▶ **What you need to do**
Repeat the entries below exactly. Drop the pictures.

▶ **Input for this task**
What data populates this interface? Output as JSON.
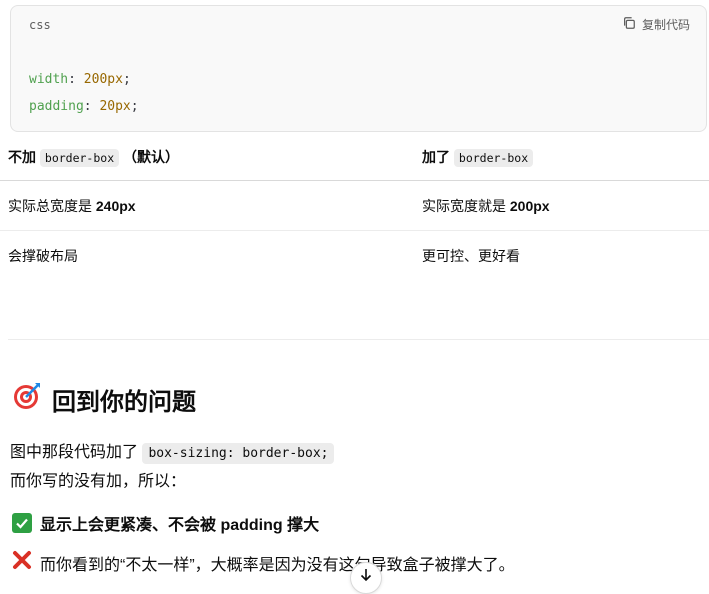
{
  "code_block": {
    "language": "css",
    "copy_label": "复制代码",
    "lines": [
      {
        "prop": "width",
        "colon": ": ",
        "value": "200px",
        "semi": ";"
      },
      {
        "prop": "padding",
        "colon": ": ",
        "value": "20px",
        "semi": ";"
      }
    ]
  },
  "table": {
    "headers": [
      {
        "pre": "不加 ",
        "code": "border-box",
        "post": " （默认）"
      },
      {
        "pre": "加了 ",
        "code": "border-box",
        "post": ""
      }
    ],
    "rows": [
      [
        {
          "text": "实际总宽度是 ",
          "bold": "240px"
        },
        {
          "text": "实际宽度就是 ",
          "bold": "200px"
        }
      ],
      [
        {
          "text": "会撑破布局",
          "bold": ""
        },
        {
          "text": "更可控、更好看",
          "bold": ""
        }
      ]
    ]
  },
  "section": {
    "heading": "回到你的问题",
    "heading_icon": "target-icon",
    "p1_text": "图中那段代码加了 ",
    "p1_code": "box-sizing: border-box;",
    "p2_text": "而你写的没有加，所以：",
    "bullet1": "显示上会更紧凑、不会被 padding 撑大",
    "bullet1_icon": "check-mark-icon",
    "bullet2": "而你看到的“不太一样”，大概率是因为没有这句导致盒子被撑大了。",
    "bullet2_icon": "cross-mark-icon"
  },
  "colors": {
    "check": "#2ea043",
    "cross": "#d93025",
    "css_property": "#50a14f",
    "css_number": "#986801"
  },
  "scroll_button_icon": "arrow-down-icon"
}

▶ **Task result**
What data populates this interface? Output as JSON.
{
  "code_block": {
    "language": "css",
    "copy_label": "复制代码",
    "lines": [
      {
        "prop": "width",
        "colon": ": ",
        "value": "200px",
        "semi": ";"
      },
      {
        "prop": "padding",
        "colon": ": ",
        "value": "20px",
        "semi": ";"
      }
    ]
  },
  "table": {
    "headers": [
      {
        "pre": "不加 ",
        "code": "border-box",
        "post": " （默认）"
      },
      {
        "pre": "加了 ",
        "code": "border-box",
        "post": ""
      }
    ],
    "rows": [
      [
        {
          "text": "实际总宽度是 ",
          "bold": "240px"
        },
        {
          "text": "实际宽度就是 ",
          "bold": "200px"
        }
      ],
      [
        {
          "text": "会撑破布局",
          "bold": ""
        },
        {
          "text": "更可控、更好看",
          "bold": ""
        }
      ]
    ]
  },
  "section": {
    "heading": "回到你的问题",
    "heading_icon": "target-icon",
    "p1_text": "图中那段代码加了 ",
    "p1_code": "box-sizing: border-box;",
    "p2_text": "而你写的没有加，所以：",
    "bullet1": "显示上会更紧凑、不会被 padding 撑大",
    "bullet1_icon": "check-mark-icon",
    "bullet2": "而你看到的“不太一样”，大概率是因为没有这句导致盒子被撑大了。",
    "bullet2_icon": "cross-mark-icon"
  },
  "colors": {
    "check": "#2ea043",
    "cross": "#d93025",
    "css_property": "#50a14f",
    "css_number": "#986801"
  },
  "scroll_button_icon": "arrow-down-icon"
}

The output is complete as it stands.